Researchers at the University of Waterloo analyzed more than a decade of data from 10 mid-sized Canadian cities that restrict outdoor water use and compared them with five cities that don’t impose limits.

Their analysis showed that the restrictions, which ranged in stringency from just six to 42 hours of permitted watering a week, had surprisingly little effect on average summer water use.
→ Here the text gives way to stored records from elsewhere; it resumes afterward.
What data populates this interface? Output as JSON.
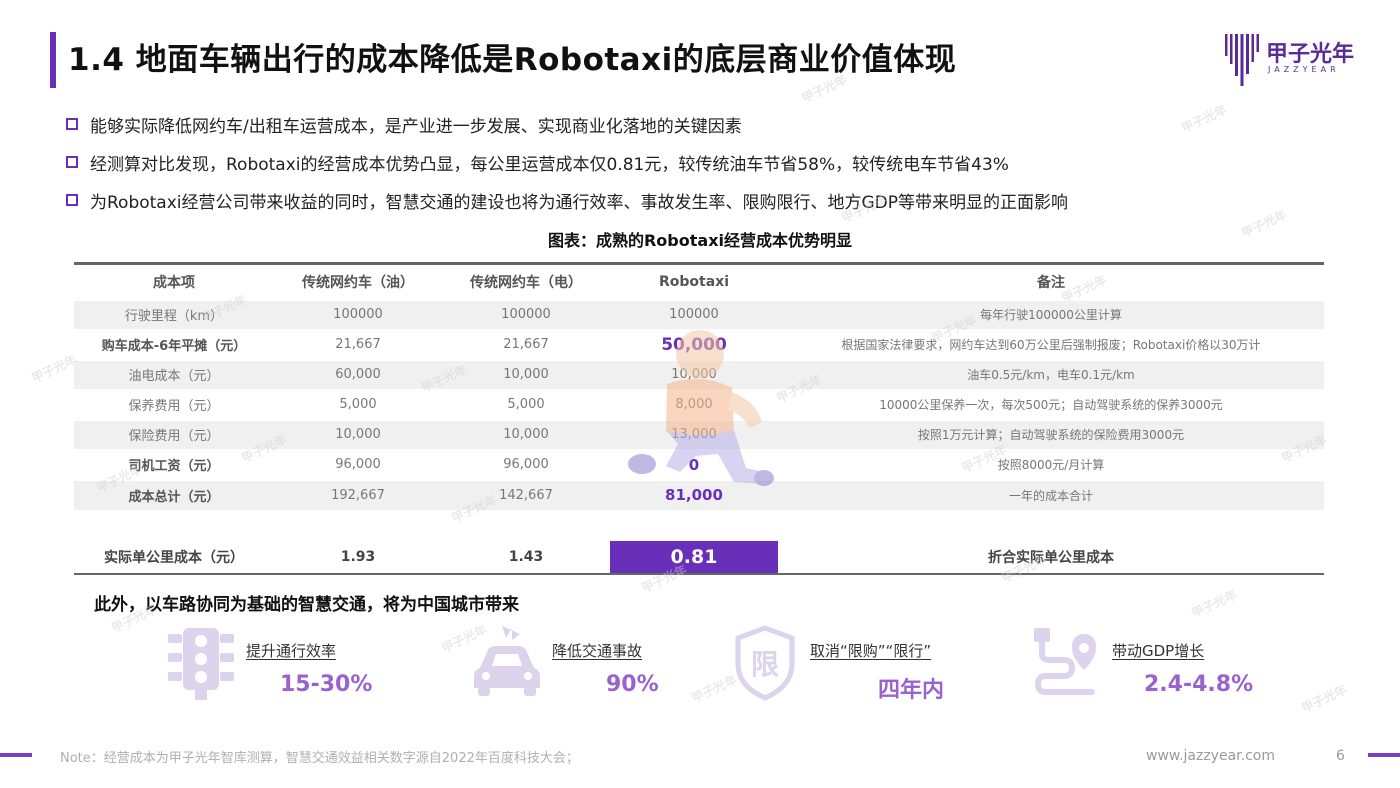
{
  "header": {
    "title": "1.4 地面车辆出行的成本降低是Robotaxi的底层商业价值体现",
    "logo_cn": "甲子光年",
    "logo_en": "JAZZYEAR"
  },
  "bullets": [
    "能够实际降低网约车/出租车运营成本，是产业进一步发展、实现商业化落地的关键因素",
    "经测算对比发现，Robotaxi的经营成本优势凸显，每公里运营成本仅0.81元，较传统油车节省58%，较传统电车节省43%",
    "为Robotaxi经营公司带来收益的同时，智慧交通的建设也将为通行效率、事故发生率、限购限行、地方GDP等带来明显的正面影响"
  ],
  "table": {
    "caption": "图表：成熟的Robotaxi经营成本优势明显",
    "headers": [
      "成本项",
      "传统网约车（油）",
      "传统网约车（电）",
      "Robotaxi",
      "备注"
    ],
    "rows": [
      {
        "item": "行驶里程（km）",
        "oil": "100000",
        "ev": "100000",
        "robotaxi": "100000",
        "note": "每年行驶100000公里计算"
      },
      {
        "item": "购车成本-6年平摊（元）",
        "oil": "21,667",
        "ev": "21,667",
        "robotaxi": "50,000",
        "note": "根据国家法律要求，网约车达到60万公里后强制报废；Robotaxi价格以30万计"
      },
      {
        "item": "油电成本（元）",
        "oil": "60,000",
        "ev": "10,000",
        "robotaxi": "10,000",
        "note": "油车0.5元/km，电车0.1元/km"
      },
      {
        "item": "保养费用（元）",
        "oil": "5,000",
        "ev": "5,000",
        "robotaxi": "8,000",
        "note": "10000公里保养一次，每次500元；自动驾驶系统的保养3000元"
      },
      {
        "item": "保险费用（元）",
        "oil": "10,000",
        "ev": "10,000",
        "robotaxi": "13,000",
        "note": "按照1万元计算；自动驾驶系统的保险费用3000元"
      },
      {
        "item": "司机工资（元）",
        "oil": "96,000",
        "ev": "96,000",
        "robotaxi": "0",
        "note": "按照8000元/月计算"
      },
      {
        "item": "成本总计（元）",
        "oil": "192,667",
        "ev": "142,667",
        "robotaxi": "81,000",
        "note": "一年的成本合计"
      }
    ],
    "total": {
      "item": "实际单公里成本（元）",
      "oil": "1.93",
      "ev": "1.43",
      "robotaxi": "0.81",
      "note": "折合实际单公里成本"
    }
  },
  "benefits": {
    "heading": "此外，以车路协同为基础的智慧交通，将为中国城市带来",
    "items": [
      {
        "label": "提升通行效率",
        "value": "15-30%",
        "icon": "traffic-light-icon"
      },
      {
        "label": "降低交通事故",
        "value": "90%",
        "icon": "car-crash-icon"
      },
      {
        "label": "取消“限购”“限行”",
        "value": "四年内",
        "icon": "restriction-shield-icon",
        "icon_text": "限"
      },
      {
        "label": "带动GDP增长",
        "value": "2.4-4.8%",
        "icon": "route-location-icon"
      }
    ]
  },
  "footer": {
    "note": "Note：经营成本为甲子光年智库测算，智慧交通效益相关数字源自2022年百度科技大会；",
    "url": "www.jazzyear.com",
    "page": "6"
  },
  "colors": {
    "accent": "#6a2fb8",
    "accent_light": "#9a62cf",
    "icon": "#ddd3ec"
  }
}
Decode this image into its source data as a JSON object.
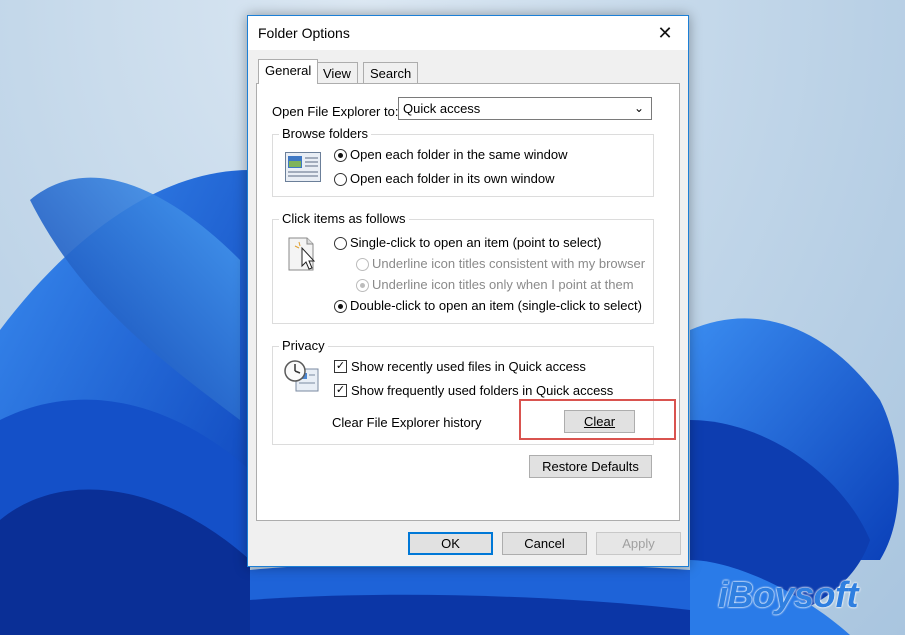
{
  "dialog": {
    "title": "Folder Options",
    "close_glyph": "✕"
  },
  "tabs": [
    {
      "label": "General",
      "active": true
    },
    {
      "label": "View",
      "active": false
    },
    {
      "label": "Search",
      "active": false
    }
  ],
  "open_explorer": {
    "label": "Open File Explorer to:",
    "value": "Quick access"
  },
  "browse_folders": {
    "title": "Browse folders",
    "options": [
      {
        "label": "Open each folder in the same window",
        "checked": true
      },
      {
        "label": "Open each folder in its own window",
        "checked": false
      }
    ]
  },
  "click_items": {
    "title": "Click items as follows",
    "single_click": "Single-click to open an item (point to select)",
    "underline_browser": "Underline icon titles consistent with my browser",
    "underline_point": "Underline icon titles only when I point at them",
    "double_click": "Double-click to open an item (single-click to select)"
  },
  "privacy": {
    "title": "Privacy",
    "recent_files": "Show recently used files in Quick access",
    "frequent_folders": "Show frequently used folders in Quick access",
    "clear_label": "Clear File Explorer history",
    "clear_button": "Clear"
  },
  "buttons": {
    "restore": "Restore Defaults",
    "ok": "OK",
    "cancel": "Cancel",
    "apply": "Apply"
  },
  "watermark": "iBoysoft",
  "colors": {
    "accent": "#0078d7",
    "highlight": "#d9534f",
    "watermark": "#2f7fe0"
  }
}
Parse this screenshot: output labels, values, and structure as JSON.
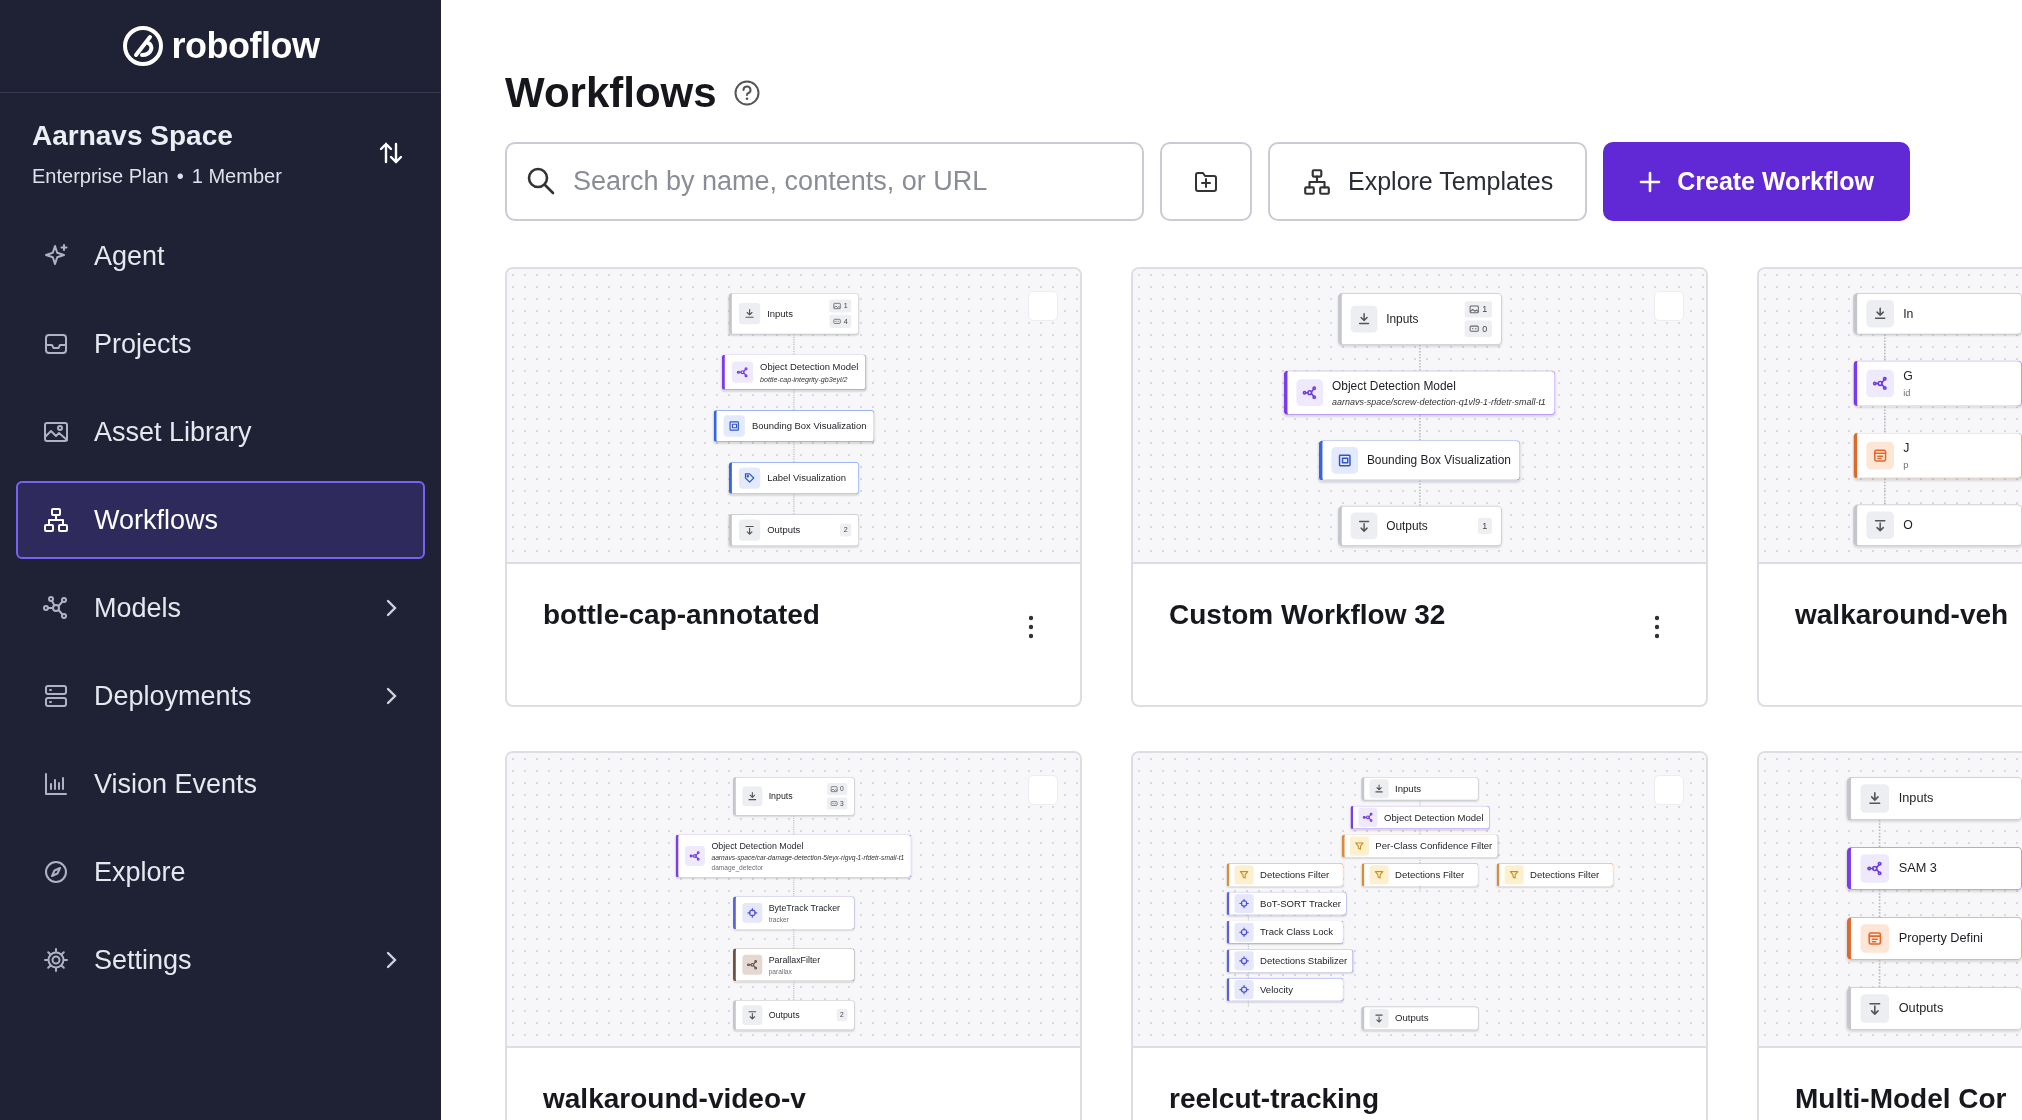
{
  "sidebar": {
    "brand": "roboflow",
    "workspace": {
      "name": "Aarnavs Space",
      "plan": "Enterprise Plan",
      "separator": "•",
      "members": "1 Member"
    },
    "items": [
      {
        "label": "Agent",
        "selected": false,
        "expandable": false
      },
      {
        "label": "Projects",
        "selected": false,
        "expandable": false
      },
      {
        "label": "Asset Library",
        "selected": false,
        "expandable": false
      },
      {
        "label": "Workflows",
        "selected": true,
        "expandable": false
      },
      {
        "label": "Models",
        "selected": false,
        "expandable": true
      },
      {
        "label": "Deployments",
        "selected": false,
        "expandable": true
      },
      {
        "label": "Vision Events",
        "selected": false,
        "expandable": false
      },
      {
        "label": "Explore",
        "selected": false,
        "expandable": false
      },
      {
        "label": "Settings",
        "selected": false,
        "expandable": true
      }
    ]
  },
  "header": {
    "title": "Workflows",
    "search": {
      "placeholder": "Search by name, contents, or URL"
    },
    "buttons": [
      {
        "kind": "folder"
      },
      {
        "kind": "templates",
        "label": "Explore Templates"
      },
      {
        "kind": "create",
        "label": "Create Workflow"
      }
    ]
  },
  "workflows": [
    {
      "name": "bottle-cap-annotated",
      "checked": false,
      "menu": true,
      "rows": [
        [
          {
            "kind": "io",
            "title": "Inputs",
            "badges": [
              {
                "kind": "image",
                "value": "1"
              },
              {
                "kind": "param",
                "value": "4"
              }
            ]
          }
        ],
        [
          {
            "kind": "model",
            "title": "Object Detection Model",
            "model_id": "bottle-cap-integrity-gb3eyl/2"
          }
        ],
        [
          {
            "kind": "visualization",
            "title": "Bounding Box Visualization"
          }
        ],
        [
          {
            "kind": "label",
            "title": "Label Visualization"
          }
        ],
        [
          {
            "kind": "output",
            "title": "Outputs",
            "badges": [
              {
                "value": "2"
              }
            ]
          }
        ]
      ]
    },
    {
      "name": "Custom Workflow 32",
      "checked": false,
      "menu": true,
      "rows": [
        [
          {
            "kind": "io",
            "title": "Inputs",
            "badges": [
              {
                "kind": "image",
                "value": "1"
              },
              {
                "kind": "param",
                "value": "0"
              }
            ]
          }
        ],
        [
          {
            "kind": "model",
            "title": "Object Detection Model",
            "model_id": "aarnavs-space/screw-detection-q1vl9-1-rfdetr-small-t1"
          }
        ],
        [
          {
            "kind": "visualization",
            "title": "Bounding Box Visualization"
          }
        ],
        [
          {
            "kind": "output",
            "title": "Outputs",
            "badges": [
              {
                "value": "1"
              }
            ]
          }
        ]
      ]
    },
    {
      "name": "walkaround-veh",
      "rows": [
        [
          {
            "kind": "io",
            "title": "In"
          }
        ],
        [
          {
            "kind": "model",
            "title": "G",
            "subtitle": "id"
          }
        ],
        [
          {
            "kind": "formatter",
            "title": "J",
            "subtitle": "p"
          }
        ],
        [
          {
            "kind": "output",
            "title": "O"
          }
        ]
      ]
    },
    {
      "name": "walkaround-video-v",
      "checked": false,
      "menu": false,
      "rows": [
        [
          {
            "kind": "io",
            "title": "Inputs",
            "badges": [
              {
                "kind": "image",
                "value": "0"
              },
              {
                "kind": "param",
                "value": "3"
              }
            ]
          }
        ],
        [
          {
            "kind": "model",
            "title": "Object Detection Model",
            "model_id": "aarnavs-space/car-damage-detection-5leyx-rigvq-1-rfdetr-small-t1",
            "subtitle": "damage_detector"
          }
        ],
        [
          {
            "kind": "tracker",
            "title": "ByteTrack Tracker",
            "subtitle": "tracker"
          }
        ],
        [
          {
            "kind": "custom",
            "title": "ParallaxFilter",
            "subtitle": "parallax"
          }
        ],
        [
          {
            "kind": "output",
            "title": "Outputs",
            "badges": [
              {
                "value": "2"
              }
            ]
          }
        ]
      ]
    },
    {
      "name": "reelcut-tracking",
      "checked": false,
      "menu": false,
      "rows": [
        [
          {
            "kind": "io",
            "title": "Inputs"
          }
        ],
        [
          {
            "kind": "model",
            "title": "Object Detection Model"
          }
        ],
        [
          {
            "kind": "filter",
            "title": "Per-Class Confidence Filter"
          }
        ],
        [
          {
            "kind": "filter",
            "title": "Detections Filter"
          },
          {
            "kind": "filter",
            "title": "Detections Filter"
          },
          {
            "kind": "filter",
            "title": "Detections Filter"
          }
        ],
        [
          {
            "kind": "tracker",
            "title": "BoT-SORT Tracker"
          }
        ],
        [
          {
            "kind": "tracker",
            "title": "Track Class Lock"
          }
        ],
        [
          {
            "kind": "tracker",
            "title": "Detections Stabilizer"
          }
        ],
        [
          {
            "kind": "tracker",
            "title": "Velocity"
          }
        ],
        [
          {
            "kind": "output",
            "title": "Outputs"
          }
        ]
      ]
    },
    {
      "name": "Multi-Model Cor",
      "rows": [
        [
          {
            "kind": "io",
            "title": "Inputs"
          }
        ],
        [
          {
            "kind": "model",
            "title": "SAM 3"
          }
        ],
        [
          {
            "kind": "formatter",
            "title": "Property Defini"
          }
        ],
        [
          {
            "kind": "output",
            "title": "Outputs"
          }
        ]
      ]
    }
  ]
}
Cities included in the study were kept anonymous. 

Sara Finley, a PhD student who led the study, said summer water consumption in some of Canada’s driest cities can double or even triple winter averages.

“Cities often impose summer water use bylaws to reduce that demand surplus so that they can prolong the useful life of their infrastructure as they grow,” said Finley, who also works as a water efficiency consultant. “Based on our analysis, it seems like these restrictions are only minimally effective in that goal.”

The restrictions do limit demand spikes during periods of particularly hot, dry weather when municipal water systems are most stressed

There is nonetheless some good news for municipalities with bylaws: the restrictions do limit demand spikes during periods of particularly hot, dry weather when municipal water systems are most stressed.

By curbing those peaks, the bylaws help cities prevent possible water shortages and avoid extra costs involved in drawing on alternate supply sources.

The results suggest that while residents generally don’t reduce their outdoor water use during the summer, they do when they perceive there is an urgent need.

“The existence of a visible drought, coupled with restriction reminders issued by cities when water levels are low, is likely what makes people take action,” said Nandita Basu, a professor of civil and environmental engineering at Waterloo. “At other times in the summer, they don’t really change their behaviour.”